===== GIVEN ENTRIES

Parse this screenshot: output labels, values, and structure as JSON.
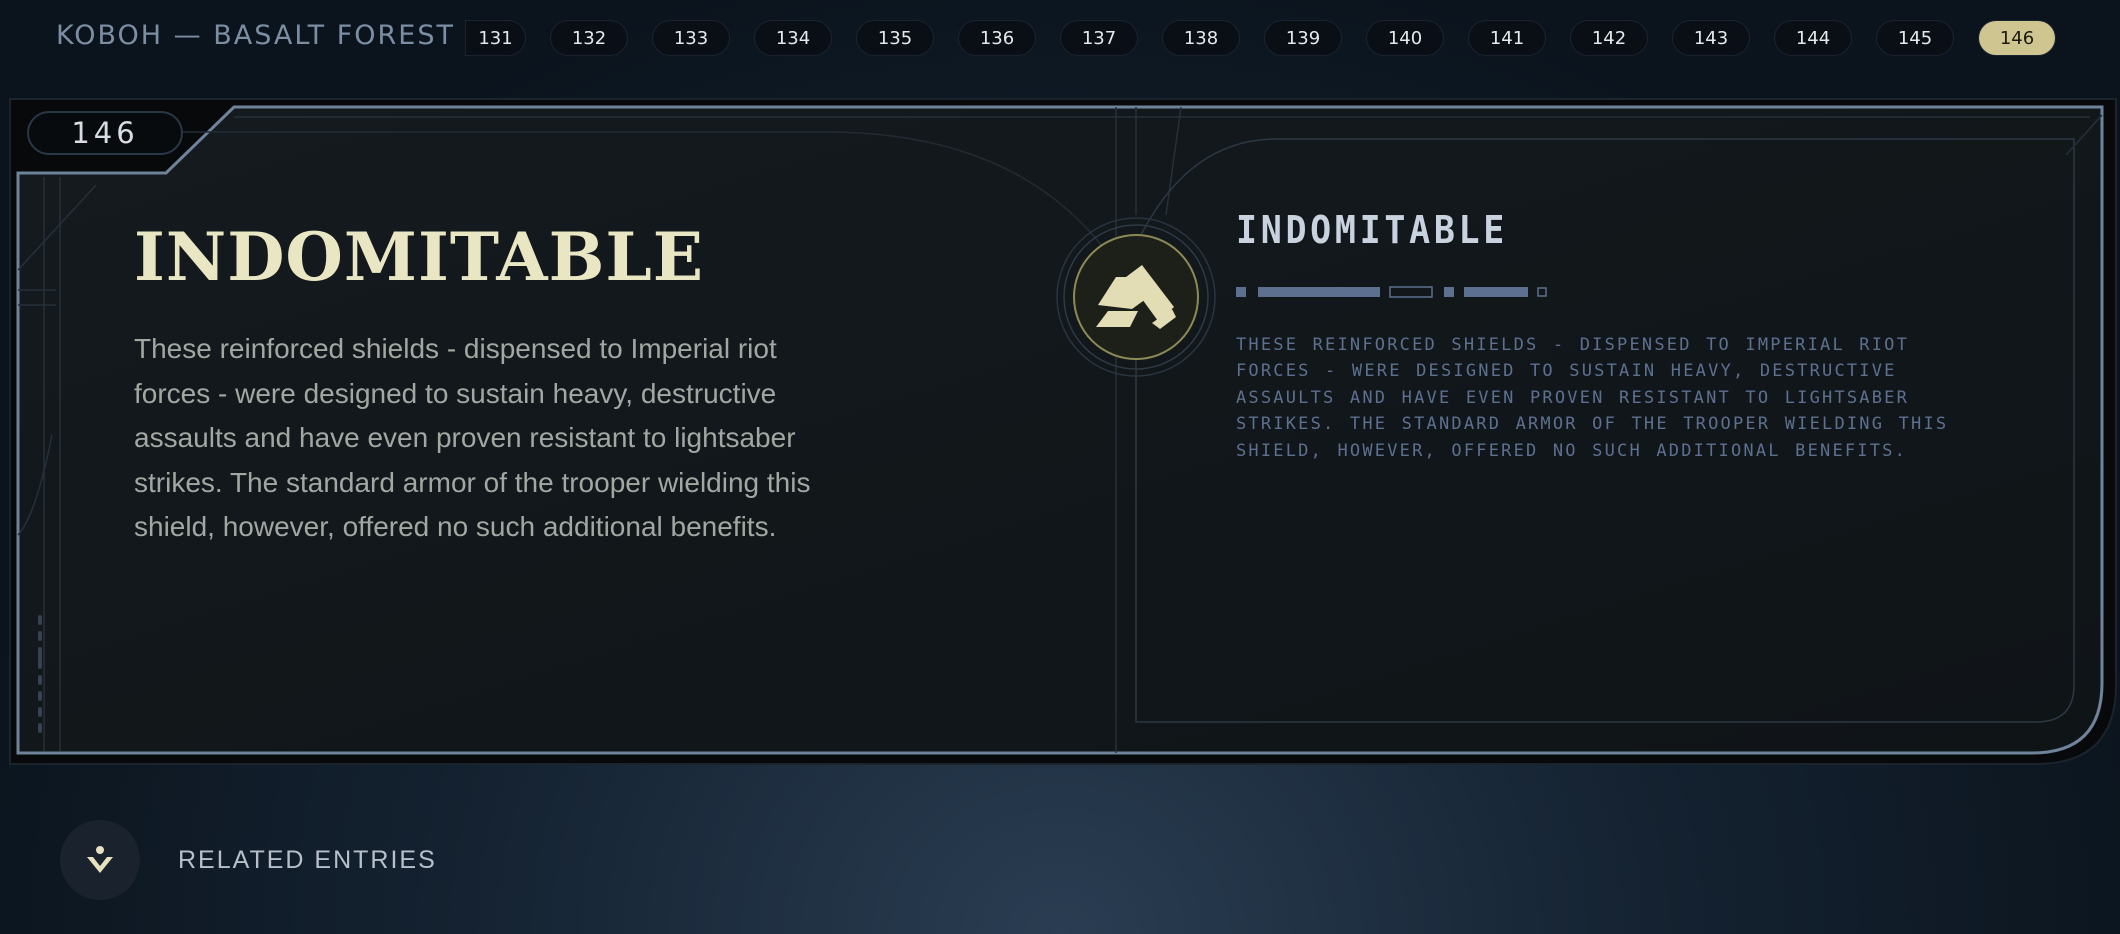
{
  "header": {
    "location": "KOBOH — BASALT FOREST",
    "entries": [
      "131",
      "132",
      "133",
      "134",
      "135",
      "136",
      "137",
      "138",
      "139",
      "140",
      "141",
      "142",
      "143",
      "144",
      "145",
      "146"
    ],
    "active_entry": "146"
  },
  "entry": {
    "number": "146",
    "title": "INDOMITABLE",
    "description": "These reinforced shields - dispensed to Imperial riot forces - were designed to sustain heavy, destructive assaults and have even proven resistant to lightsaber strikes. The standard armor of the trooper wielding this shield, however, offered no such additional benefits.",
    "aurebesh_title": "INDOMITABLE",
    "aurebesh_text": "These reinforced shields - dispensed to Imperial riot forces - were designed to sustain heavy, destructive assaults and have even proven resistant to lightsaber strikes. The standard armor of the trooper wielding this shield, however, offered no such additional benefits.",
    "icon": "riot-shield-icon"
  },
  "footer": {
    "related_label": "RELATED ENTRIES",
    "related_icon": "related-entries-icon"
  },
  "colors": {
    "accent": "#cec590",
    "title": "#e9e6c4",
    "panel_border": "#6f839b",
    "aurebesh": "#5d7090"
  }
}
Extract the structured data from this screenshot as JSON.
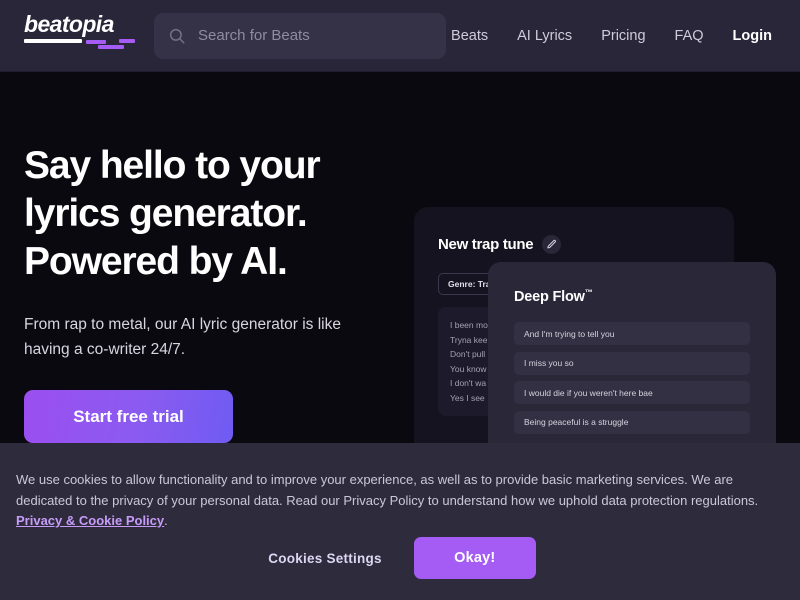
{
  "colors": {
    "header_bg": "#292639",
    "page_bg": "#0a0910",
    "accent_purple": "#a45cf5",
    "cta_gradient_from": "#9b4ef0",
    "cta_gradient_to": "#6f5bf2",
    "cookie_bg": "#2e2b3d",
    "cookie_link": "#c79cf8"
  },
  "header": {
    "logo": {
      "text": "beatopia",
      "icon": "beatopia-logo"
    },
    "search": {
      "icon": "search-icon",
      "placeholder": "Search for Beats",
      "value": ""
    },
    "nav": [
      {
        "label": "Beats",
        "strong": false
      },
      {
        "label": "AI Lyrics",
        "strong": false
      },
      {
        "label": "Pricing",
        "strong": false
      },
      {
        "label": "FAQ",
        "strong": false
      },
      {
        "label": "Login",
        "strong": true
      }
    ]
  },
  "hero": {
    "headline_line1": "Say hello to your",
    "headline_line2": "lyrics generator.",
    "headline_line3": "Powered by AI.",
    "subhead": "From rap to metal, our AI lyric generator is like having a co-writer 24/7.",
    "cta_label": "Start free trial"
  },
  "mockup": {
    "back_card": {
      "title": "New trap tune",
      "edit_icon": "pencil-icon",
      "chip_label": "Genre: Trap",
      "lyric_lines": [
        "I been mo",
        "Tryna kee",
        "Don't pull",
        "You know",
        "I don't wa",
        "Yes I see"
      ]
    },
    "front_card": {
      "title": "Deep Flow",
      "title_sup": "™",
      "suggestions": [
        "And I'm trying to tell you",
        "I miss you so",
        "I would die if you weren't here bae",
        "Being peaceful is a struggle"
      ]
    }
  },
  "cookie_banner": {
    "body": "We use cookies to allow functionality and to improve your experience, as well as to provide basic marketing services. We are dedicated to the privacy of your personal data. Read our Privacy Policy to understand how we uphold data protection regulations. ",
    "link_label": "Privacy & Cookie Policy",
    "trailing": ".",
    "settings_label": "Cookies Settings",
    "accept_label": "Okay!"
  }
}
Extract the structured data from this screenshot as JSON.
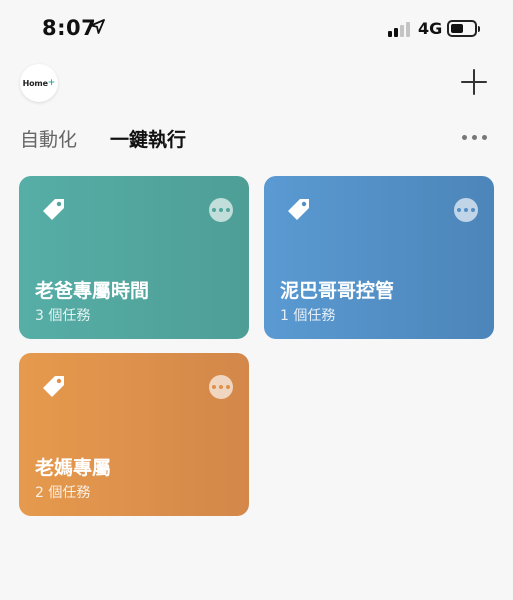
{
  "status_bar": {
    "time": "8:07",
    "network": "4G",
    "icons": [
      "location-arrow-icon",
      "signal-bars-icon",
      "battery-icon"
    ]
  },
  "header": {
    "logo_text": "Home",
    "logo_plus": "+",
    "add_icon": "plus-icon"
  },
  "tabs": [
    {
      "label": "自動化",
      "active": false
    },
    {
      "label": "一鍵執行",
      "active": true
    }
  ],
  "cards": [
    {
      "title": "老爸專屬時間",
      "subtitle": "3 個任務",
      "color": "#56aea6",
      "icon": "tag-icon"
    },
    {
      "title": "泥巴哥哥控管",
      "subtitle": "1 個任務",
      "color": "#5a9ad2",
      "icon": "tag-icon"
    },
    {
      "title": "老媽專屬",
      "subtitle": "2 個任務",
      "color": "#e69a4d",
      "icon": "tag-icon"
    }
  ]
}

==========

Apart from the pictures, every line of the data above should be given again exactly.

__EXPECTED ANSWER__
Parse this screenshot: output labels, values, and structure as JSON.
{
  "header": {
    "location": "KOBOH — BASALT FOREST",
    "entries": [
      "131",
      "132",
      "133",
      "134",
      "135",
      "136",
      "137",
      "138",
      "139",
      "140",
      "141",
      "142",
      "143",
      "144",
      "145",
      "146"
    ],
    "active_entry": "146"
  },
  "entry": {
    "number": "146",
    "title": "INDOMITABLE",
    "description": "These reinforced shields - dispensed to Imperial riot forces - were designed to sustain heavy, destructive assaults and have even proven resistant to lightsaber strikes. The standard armor of the trooper wielding this shield, however, offered no such additional benefits.",
    "aurebesh_title": "INDOMITABLE",
    "aurebesh_text": "These reinforced shields - dispensed to Imperial riot forces - were designed to sustain heavy, destructive assaults and have even proven resistant to lightsaber strikes. The standard armor of the trooper wielding this shield, however, offered no such additional benefits.",
    "icon": "riot-shield-icon"
  },
  "footer": {
    "related_label": "RELATED ENTRIES",
    "related_icon": "related-entries-icon"
  },
  "colors": {
    "accent": "#cec590",
    "title": "#e9e6c4",
    "panel_border": "#6f839b",
    "aurebesh": "#5d7090"
  }
}
Extract the structured data from this screenshot as JSON.
{
  "colors": {
    "header_bg": "#292639",
    "page_bg": "#0a0910",
    "accent_purple": "#a45cf5",
    "cta_gradient_from": "#9b4ef0",
    "cta_gradient_to": "#6f5bf2",
    "cookie_bg": "#2e2b3d",
    "cookie_link": "#c79cf8"
  },
  "header": {
    "logo": {
      "text": "beatopia",
      "icon": "beatopia-logo"
    },
    "search": {
      "icon": "search-icon",
      "placeholder": "Search for Beats",
      "value": ""
    },
    "nav": [
      {
        "label": "Beats",
        "strong": false
      },
      {
        "label": "AI Lyrics",
        "strong": false
      },
      {
        "label": "Pricing",
        "strong": false
      },
      {
        "label": "FAQ",
        "strong": false
      },
      {
        "label": "Login",
        "strong": true
      }
    ]
  },
  "hero": {
    "headline_line1": "Say hello to your",
    "headline_line2": "lyrics generator.",
    "headline_line3": "Powered by AI.",
    "subhead": "From rap to metal, our AI lyric generator is like having a co-writer 24/7.",
    "cta_label": "Start free trial"
  },
  "mockup": {
    "back_card": {
      "title": "New trap tune",
      "edit_icon": "pencil-icon",
      "chip_label": "Genre: Trap",
      "lyric_lines": [
        "I been mo",
        "Tryna kee",
        "Don't pull",
        "You know",
        "I don't wa",
        "Yes I see"
      ]
    },
    "front_card": {
      "title": "Deep Flow",
      "title_sup": "™",
      "suggestions": [
        "And I'm trying to tell you",
        "I miss you so",
        "I would die if you weren't here bae",
        "Being peaceful is a struggle"
      ]
    }
  },
  "cookie_banner": {
    "body": "We use cookies to allow functionality and to improve your experience, as well as to provide basic marketing services. We are dedicated to the privacy of your personal data. Read our Privacy Policy to understand how we uphold data protection regulations. ",
    "link_label": "Privacy & Cookie Policy",
    "trailing": ".",
    "settings_label": "Cookies Settings",
    "accept_label": "Okay!"
  }
}
Extract the structured data from this screenshot as JSON.
{
  "status_bar": {
    "time": "8:07",
    "network": "4G",
    "icons": [
      "location-arrow-icon",
      "signal-bars-icon",
      "battery-icon"
    ]
  },
  "header": {
    "logo_text": "Home",
    "logo_plus": "+",
    "add_icon": "plus-icon"
  },
  "tabs": [
    {
      "label": "自動化",
      "active": false
    },
    {
      "label": "一鍵執行",
      "active": true
    }
  ],
  "cards": [
    {
      "title": "老爸專屬時間",
      "subtitle": "3 個任務",
      "color": "#56aea6",
      "icon": "tag-icon"
    },
    {
      "title": "泥巴哥哥控管",
      "subtitle": "1 個任務",
      "color": "#5a9ad2",
      "icon": "tag-icon"
    },
    {
      "title": "老媽專屬",
      "subtitle": "2 個任務",
      "color": "#e69a4d",
      "icon": "tag-icon"
    }
  ]
}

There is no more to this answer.